Training Early Childhood Educators
A recent policy brief from the Brookings Institution champions charter colleges as a solution to the need for improved training for early childhood educators in the United States. Among students of all backgrounds, high quality early childhood education has demonstrably improved the students’ later performance in school and life outcomes. Nevertheless, as the authors of the paper argue, few early childhood educators are equipped with the skills necessary to facilitate such high quality early education. In order to practically and efficiently improve teachers’ and caretaker’s skills, the authors propose creating a system of charter colleges that "fosters multiple, diverse, and flexible models for improving the skills of early childhood educators, evaluates the impact of these models on teachers’ skills and children’s learning, and gives early childhood workers credentials that provide meaningful information about quality to parents, employers, and policymakers."

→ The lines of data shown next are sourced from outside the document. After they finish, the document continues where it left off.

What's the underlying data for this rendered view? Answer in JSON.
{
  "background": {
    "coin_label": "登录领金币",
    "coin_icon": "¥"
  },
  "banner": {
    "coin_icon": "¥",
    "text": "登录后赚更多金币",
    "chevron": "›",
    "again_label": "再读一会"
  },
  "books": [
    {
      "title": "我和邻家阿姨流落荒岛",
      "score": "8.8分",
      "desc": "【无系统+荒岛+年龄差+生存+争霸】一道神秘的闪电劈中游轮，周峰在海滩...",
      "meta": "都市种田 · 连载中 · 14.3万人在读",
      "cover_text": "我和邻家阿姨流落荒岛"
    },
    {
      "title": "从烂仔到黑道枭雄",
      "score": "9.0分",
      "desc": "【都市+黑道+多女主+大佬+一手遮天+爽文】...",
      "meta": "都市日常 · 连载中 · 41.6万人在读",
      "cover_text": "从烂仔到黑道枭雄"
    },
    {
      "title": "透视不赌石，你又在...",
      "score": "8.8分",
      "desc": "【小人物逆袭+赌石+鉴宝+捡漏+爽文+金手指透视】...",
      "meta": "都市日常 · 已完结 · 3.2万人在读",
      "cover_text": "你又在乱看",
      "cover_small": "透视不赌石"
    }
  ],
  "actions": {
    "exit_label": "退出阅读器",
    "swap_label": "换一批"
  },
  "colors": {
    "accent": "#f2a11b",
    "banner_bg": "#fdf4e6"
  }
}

While early education charter colleges may not be applicable in our Palestinian context, TYO has implemented a similarly flexible, experience-centered, research-driven approach when training its own early childhood educators. All four of our Core Program teachers volunteered at TYO before joining our staff. Guided by the Psychosocial Program Manager, they learned the best practices for leading traumatized and impoverished children through the twin processes of learning and self-discovery. Their experiences in the volunteer program equipped them to lead classrooms of their own.
Moreover, TYO’s Core Program teachers never stop learning about the best ways to serve their students. Recently, they attended a three-day training conducted by Dr. Cairo Arafat supported by Meridian International Center. The training introduced two new modules for teachers of students aged three to six.

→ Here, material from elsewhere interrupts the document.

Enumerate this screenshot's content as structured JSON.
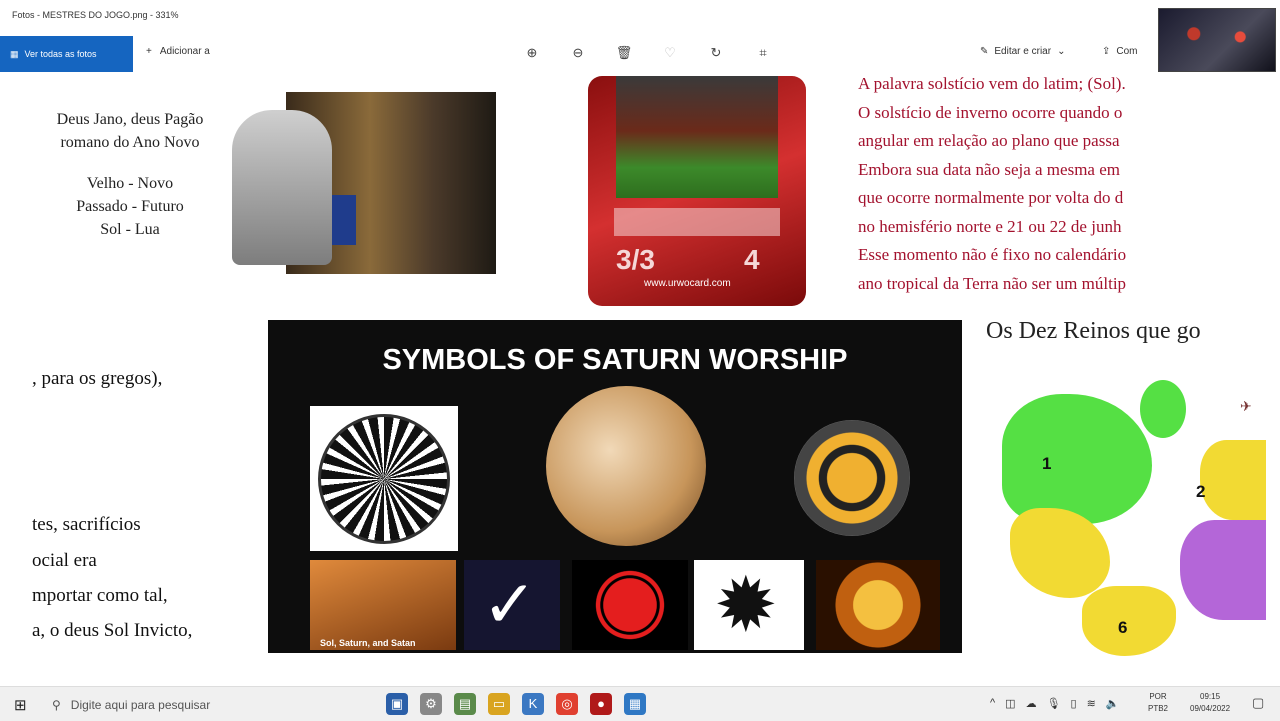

One module gave teachers strategies for presenting important health topics to their students. TYO’s teachers implemented activities from a pilot version of the module during the summer session. They found that their students were much more engaged in learning critical information about hygiene when the teachers used songs to introduce the information. At the recent training on the health module, TYO’s teachers shared their experiences with the activities and learned from other preschool teachers who work throughout the West Bank and Gaza.
Thus, TYO’s Core Program teachers’ intentional training experiences inside and outside the classroom ensure that they are continuing to improve as early childhood educators. From Nablus to New York, training quality early childhood educators is neither straightforward nor simple. Please share your ideas for how to most effectively help preschool teachers gain the skills they need to serve children in Palestine, the Middle East, and around the world.